Don't you hate it when people let months, even entire years go by without updating their blogs?
When I moved to New York City in 1996, I never intended to leave. About a year and a half ago, the fam and I moved to a small town in New Jersey. Most New Jersey small towns within a one-hour drive of New York City are considered suburbs, and ours is no exception. With housing prices in Brooklyn showing no sign of coming down any time soon, and with my husband working in Secaucus, moving seemed like a resigned evil.
So here we are.
That first summer in our new house -- like, a real house with a backyard and basement and a mailbox that doesn't require a key -- the kids were not in any kind of camp or daycare, I was working from home part time, and blogging seemed like one more chore to drag down my mood.
Then the kids started school and things got really hectic. There were issues. There was drama. There were problems. Getting us all through each day felt like a marathon. I kept waiting for that moment when everything would click into place and I'd finally feel like this was home, this was our life, and this was fine. Everyone kept telling me how happy I should be. So I kept waiting.
I also picked up a Shirley Jackson book.
Every once in a while I go on a book-buying freeze because I find that my to-read pile has grown out of control. Whether they were given to me, I won them, or bought them and forgot, when I find I have more than two dozen unread books in my house, I force myself to read those before I buy any more.
Years ago I had attended Book Expo America and since it was the last day of the convention people were giving away free books. I picked up "Come Along With Me," a collection of Jackson's short stories and lectures. And then I forgot about it.
Reading this book at the exact moment when living in small town suburbia felt more like the American Nightmare than the American Dream tapped into something deep down in my psyche that I couldn't put my finger on. Of course stories like "The Summer People" and "The Lottery" resonated with me, but what really piqued my interest were the details of Jackson's life and her personal essays. I followed "Come Along With Me" by reading "The Haunting of Hill House" and "We Have Always Lived in the Castle," and I felt like, "Where have these stories been my whole life?" It was like finding my literary True Love.
After "We Have Always Lived in the Castle," I bought and read "Life Among the Savages" and "Raising Demons," both collections of Jackson's personally essays on raising children in small-town America. And though those stories happened over five decades ago, they resonate with me today with their timeless themes of stubborn children, household chaos, and small town weirdness.

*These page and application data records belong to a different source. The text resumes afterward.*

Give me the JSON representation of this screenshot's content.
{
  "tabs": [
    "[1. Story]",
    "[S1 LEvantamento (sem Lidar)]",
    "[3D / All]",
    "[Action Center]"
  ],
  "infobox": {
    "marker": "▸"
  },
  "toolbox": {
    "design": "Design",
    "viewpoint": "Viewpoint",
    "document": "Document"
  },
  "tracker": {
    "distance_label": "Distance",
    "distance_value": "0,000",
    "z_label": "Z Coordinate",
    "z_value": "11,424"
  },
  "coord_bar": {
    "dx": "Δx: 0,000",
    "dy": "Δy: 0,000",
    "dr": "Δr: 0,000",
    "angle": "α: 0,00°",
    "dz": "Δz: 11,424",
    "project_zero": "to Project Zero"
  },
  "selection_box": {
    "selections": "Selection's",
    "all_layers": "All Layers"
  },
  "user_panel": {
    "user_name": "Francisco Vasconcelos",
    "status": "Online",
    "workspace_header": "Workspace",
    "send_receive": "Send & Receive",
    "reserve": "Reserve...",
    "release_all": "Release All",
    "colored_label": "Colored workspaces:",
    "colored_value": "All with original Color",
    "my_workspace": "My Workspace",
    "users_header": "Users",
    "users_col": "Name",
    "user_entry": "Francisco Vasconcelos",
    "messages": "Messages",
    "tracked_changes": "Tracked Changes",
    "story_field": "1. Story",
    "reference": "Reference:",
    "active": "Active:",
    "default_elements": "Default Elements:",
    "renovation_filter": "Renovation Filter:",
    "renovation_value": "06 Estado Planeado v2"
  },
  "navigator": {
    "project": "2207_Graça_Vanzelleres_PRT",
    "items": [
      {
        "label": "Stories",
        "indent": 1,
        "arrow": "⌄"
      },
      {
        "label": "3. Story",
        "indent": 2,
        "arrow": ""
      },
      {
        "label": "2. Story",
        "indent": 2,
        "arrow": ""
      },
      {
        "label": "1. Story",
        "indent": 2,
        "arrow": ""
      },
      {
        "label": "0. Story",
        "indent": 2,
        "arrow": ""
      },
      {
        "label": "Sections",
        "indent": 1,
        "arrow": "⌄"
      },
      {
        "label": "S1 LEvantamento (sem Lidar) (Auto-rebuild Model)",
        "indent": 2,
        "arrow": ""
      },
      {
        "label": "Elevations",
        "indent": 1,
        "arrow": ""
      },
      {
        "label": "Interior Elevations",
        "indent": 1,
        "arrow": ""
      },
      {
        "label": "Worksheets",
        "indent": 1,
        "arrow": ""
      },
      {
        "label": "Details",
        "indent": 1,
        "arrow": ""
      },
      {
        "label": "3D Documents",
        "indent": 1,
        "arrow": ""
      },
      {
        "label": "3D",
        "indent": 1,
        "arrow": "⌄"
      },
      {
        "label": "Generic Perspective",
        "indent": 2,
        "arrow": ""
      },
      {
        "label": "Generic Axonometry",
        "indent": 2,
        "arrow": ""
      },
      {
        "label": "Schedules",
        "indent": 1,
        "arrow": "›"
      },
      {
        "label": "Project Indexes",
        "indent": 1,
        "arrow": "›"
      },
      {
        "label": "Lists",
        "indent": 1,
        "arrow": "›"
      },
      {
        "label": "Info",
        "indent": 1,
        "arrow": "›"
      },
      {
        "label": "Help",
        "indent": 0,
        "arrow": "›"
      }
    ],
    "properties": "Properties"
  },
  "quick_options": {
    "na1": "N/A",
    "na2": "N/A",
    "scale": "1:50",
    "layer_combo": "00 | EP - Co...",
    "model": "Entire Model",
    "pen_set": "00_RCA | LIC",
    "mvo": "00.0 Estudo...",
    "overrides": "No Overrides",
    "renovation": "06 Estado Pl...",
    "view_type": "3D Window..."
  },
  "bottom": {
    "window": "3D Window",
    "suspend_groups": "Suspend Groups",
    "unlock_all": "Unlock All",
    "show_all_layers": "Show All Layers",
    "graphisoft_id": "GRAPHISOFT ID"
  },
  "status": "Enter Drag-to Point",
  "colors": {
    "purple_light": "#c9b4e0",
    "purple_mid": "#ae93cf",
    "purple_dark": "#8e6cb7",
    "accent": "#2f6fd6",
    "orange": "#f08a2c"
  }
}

Now we've settled in to our "quaint" little piece of the suburbs just fine: the kids have friends and get invited to birthday parties; my husband and I have game nights with other couples; we've been to enough restaurants to have favorites; we all have library cards. Sometimes I don't hate it here, and I'm no longer scared to drive. The summer camps are much cheaper, the schools are amazing, and I know where to find NYC-worthy bagels. But it still feels weird to me and probably always will. I'm a city girl. I feel safe in cities, with their crowds and anonymity. Growing up in Miami and living my entire adult life in New York City, I've never felt out of place as a Jew; here, I'm definitely a minority. My kids went from a school in Brooklyn where at least a dozen other children had their same Hispanic last name, to being the only ones with that name here. And though our town is known for its enormous, fancy houses, we live in a smallish house on the less-desirable end of town and on my really good days I don't feel self-conscious about that.
I've written three new stories in the past three months, and one flash piece before that, all with the same theme: the horror within our own families. I call it "domestic horror," and I fully admit I am inspired by the Shirley Jackson. My flash piece, "I Forgot to Lock the Door," was written during that first summer here when I kept waiting for the "good for families!" part of our new town to show itself and felt, instead, like we had made a huge mistake in moving here.
So yes, it's been tough at times but it's getting easier. And yes, blogging seemed like the last thing I wanted to do for a while. At least now I feel less alone, both in my real life thanks to the friends I've made, and in my inner life, thanks to Shirley Jackson.